When humans consume a fatty diet, their fat cells produce reactive oxygen species that harm cells. When fat cells become too large, which they do in obese individuals, they produce higher levels of reactive oxygen species that overwhelm the body, causing inflammation and disease.

Researchers say antioxidants found in fruits and vegetables, such as citrus flavanones, help fight reactive oxygen species and reduce oxidative stress in animals that eat a high fat diet.

Paula Ferreira, a graduate researcher at the Universidade Estadual Paulist in Brazil conducted the research. The month-long experiment by Ferreira and colleagues involved 50 mice, feeding them either a normal diet, a high fat diet, or a high fat diet with three flavanones.

Investigators found the mice that ate a high fat diet, but no flavanones, had significantly higher levels of cell damage, than mice that ate a normal diet

Mice on the high fat died had 80 percent more cell damage markers in their blood and 57 percent in the liver compared to rodents fed a normal diet, report researchers.

But mice fed a high fat diet plus the three flavanones - hesperidin, eriocitrin and eriodictyol - had a reduction in cell damage markers compared to mice on a standard diet. Reductions in the liver ranged from 50 to 64 percent depending upon the flavanone given compared to those on a high fat diet alone.

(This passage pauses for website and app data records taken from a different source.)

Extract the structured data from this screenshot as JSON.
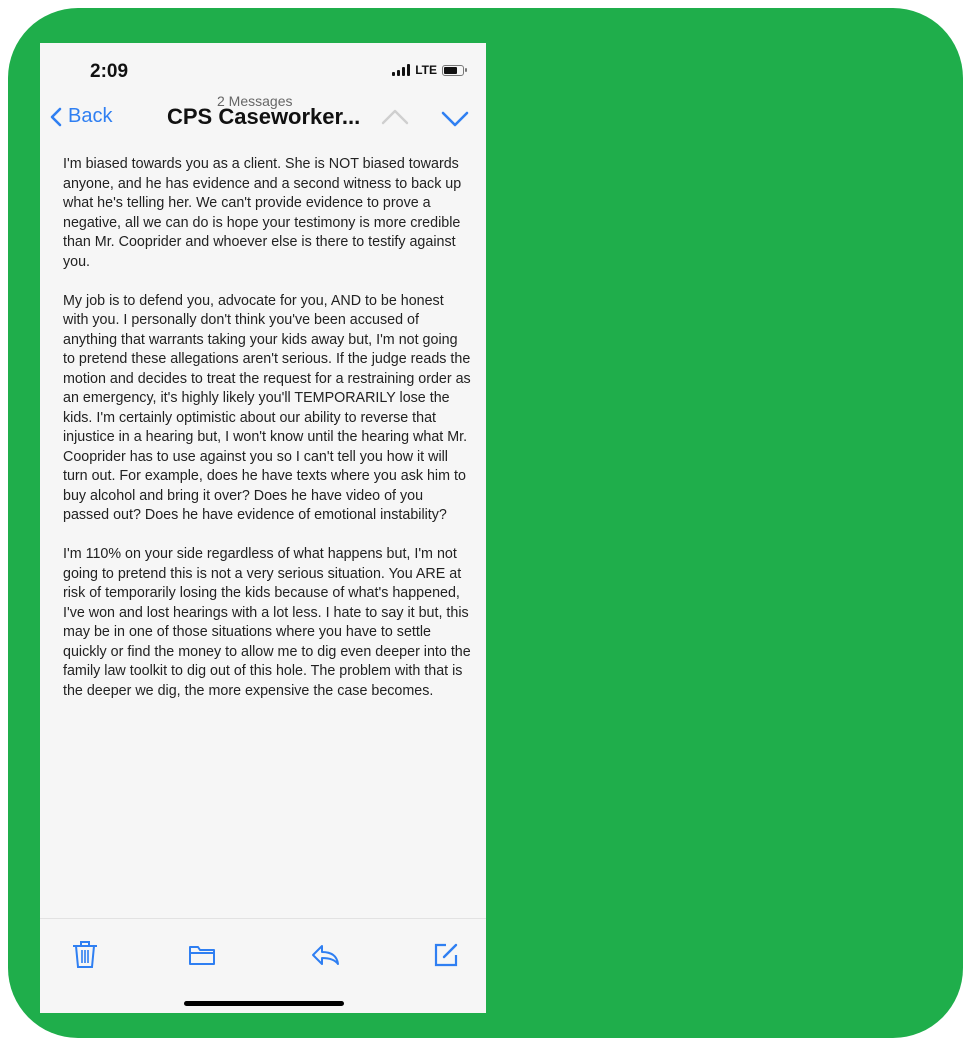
{
  "status_bar": {
    "time": "2:09",
    "network": "LTE"
  },
  "nav": {
    "back_label": "Back",
    "message_count": "2 Messages",
    "title": "CPS Caseworker...",
    "accent_color": "#2f7ff2"
  },
  "email": {
    "paragraphs": [
      "I'm biased towards you as a client. She is NOT biased towards anyone, and he has evidence and a second witness to back up what he's telling her. We can't provide evidence to prove a negative, all we can do is hope your testimony is more credible than Mr. Cooprider and whoever else is there to testify against you.",
      "My job is to defend you, advocate for you, AND to be honest with you. I personally don't think you've been accused of anything that warrants taking your kids away but, I'm not going to pretend these allegations aren't serious. If the judge reads the motion and decides to treat the request for a restraining order as an emergency, it's highly likely you'll TEMPORARILY lose the kids. I'm certainly optimistic about our ability to reverse that injustice in a hearing but, I won't know until the hearing what Mr. Cooprider has to use against you so I can't tell you how it will turn out. For example, does he have texts where you ask him to buy alcohol and bring it over? Does he have video of you passed out? Does he have evidence of emotional instability?",
      "I'm 110% on your side regardless of what happens but, I'm not going to pretend this is not a very serious situation. You ARE at risk of temporarily losing the kids because of what's happened, I've won and lost hearings with a lot less. I hate to say it but, this may be in one of those situations where you have to settle quickly or find the money to allow me to dig even deeper into the family law toolkit to dig out of this hole. The problem with that is the deeper we dig, the more expensive the case becomes."
    ]
  },
  "toolbar": {
    "icons": [
      "trash-icon",
      "folder-icon",
      "reply-icon",
      "compose-icon"
    ]
  },
  "colors": {
    "background_frame": "#1fae4b",
    "screen": "#f6f6f6"
  }
}
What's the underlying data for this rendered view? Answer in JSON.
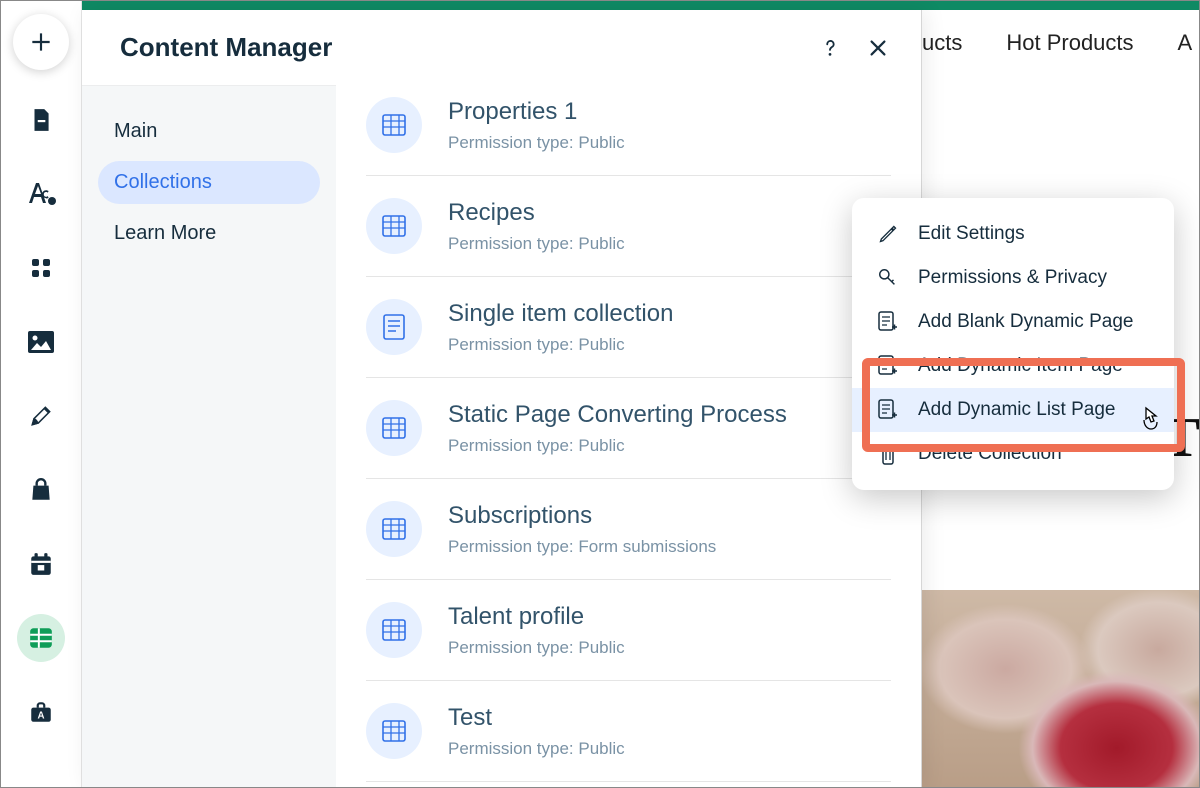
{
  "panel": {
    "title": "Content Manager"
  },
  "sidebar": {
    "items": [
      {
        "label": "Main",
        "active": false
      },
      {
        "label": "Collections",
        "active": true
      },
      {
        "label": "Learn More",
        "active": false
      }
    ]
  },
  "collections": [
    {
      "name": "Properties 1",
      "perm": "Permission type: Public",
      "icon": "table"
    },
    {
      "name": "Recipes",
      "perm": "Permission type: Public",
      "icon": "table",
      "more_open": true
    },
    {
      "name": "Single item collection",
      "perm": "Permission type: Public",
      "icon": "doc"
    },
    {
      "name": "Static Page Converting Process",
      "perm": "Permission type: Public",
      "icon": "table"
    },
    {
      "name": "Subscriptions",
      "perm": "Permission type: Form submissions",
      "icon": "table"
    },
    {
      "name": "Talent profile",
      "perm": "Permission type: Public",
      "icon": "table"
    },
    {
      "name": "Test",
      "perm": "Permission type: Public",
      "icon": "table"
    }
  ],
  "context_menu": {
    "items": [
      {
        "label": "Edit Settings",
        "icon": "pencil"
      },
      {
        "label": "Permissions & Privacy",
        "icon": "key"
      },
      {
        "label": "Add Blank Dynamic Page",
        "icon": "page-plus"
      },
      {
        "label": "Add Dynamic Item Page",
        "icon": "page-plus"
      },
      {
        "label": "Add Dynamic List Page",
        "icon": "page-plus",
        "hover": true
      },
      {
        "label": "Delete Collection",
        "icon": "trash"
      }
    ]
  },
  "site_nav": {
    "items": [
      "ucts",
      "Hot Products",
      "A"
    ]
  }
}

Researchers said the obese mice became healthier consuming citrus flavanones even though they did lose any weight.

“Our results indicate that in the future, we can use citrus flavanones, a class of antioxidants, to prevent or delay chronic diseases caused by obesity in humans,” said Ferreira.

It’s also possible, said researchers, that citrus could be beneficial to people who are not obese but eat a fatty, Western-style diet, she said. Ferreira said the best way to get flavanones is to drink them, like orange juice.

“Many of the citrus juices, because citrus juice has high amounts of ... these compounds.”

The researchers presented their findings at the American Chemical Society’s annual meeting in Pennsylvania, the largest scientific society in the world.

Investigators next plan to conduct human studies, to see whether it’s healthier to give citrus flavanones in juice or pill form, or whether they have the same effect.